As an entrepreneur, you will probably have a need for a variety of business equipment when starting up, expanding, or branching out into new avenues of business. Today, many business owners are finding it advantageous to lease equipment rather than purchase it.
One of the primary benefits of leasing is being able to acquire equipment without significantly affecting your cash flow. This is particularly important for a new business with limited financial resources. Although leasing may mean you are spending more money over the long haul, the initial layout is much less than the cost of a major purchase. This will free up cash for your day-to-day operations or to meet other needs. In addition, it is typically easier to pay a lease than it is to obtain a loan for equipment purposes.
Of course, the benefits of leasing equipment depend on the nature of the equipment. One New York–based public relations firm, which is no longer in business, actually spent several hundred dollars a year leasing a coffee pot! Obviously, you need to determine the cost of the item were you to purchase it and the cash saved by leasing it. In addition, you want to consider whether or not there would be any resale value if you were to own the equipment.
Companies normally lease larger high-tech equipment such as computers and office copiers. The advantage in leasing such equipment is that you can keep up with the rapidly changing technology without having to constantly make major expenditures. A computer, along with other hi-tech equipment, depreciates very quickly. In fact, many hi-tech tools become obsolete almost as soon as they are out of the box, with newer models constantly being designed and marketed. Leasing allows you to have the newer models in your facility every two or three years, rather than spending thousands of dollars upgrading your computers.
Typically, leasing is most attractive for costly equipment that you will either need for a short period of time or that will quickly become outdated. However, if you require a major piece of equipment that you will use for the next 15 years and that will not become outdated, it may be more cost effective to purchase the item instead.
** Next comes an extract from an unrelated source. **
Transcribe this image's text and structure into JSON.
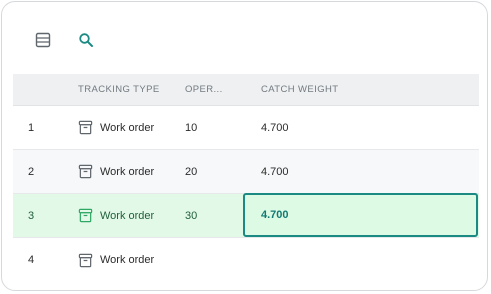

Of course, before you lease any equipment, you need to read the lease agreement very carefully. It is imperative that you understand the leasing terms. Who is responsible for any possible damage? Who will pay to repair the equipment should it become defective? Are there additional fees included? Can the equipment be upgraded? If you need to terminate the lease early, how much is the early termination fee? Can you purchase the equipment at fair market value when the lease terminates? You need to answer each of these questions and make sure the terms meet your needs. There are many equipment-leasing options available, and you should evaluate the pros and cons of each option before signing a lease agreement.
There are also some tax benefits to leasing. If you choose an operating lease, your payments are considered operating expenses and you can deduct the monthly payments on your taxes. A finance lease is considered debt and the depreciation of the equipment can be deducted. Such a lease also includes the option to buy at the lease termination.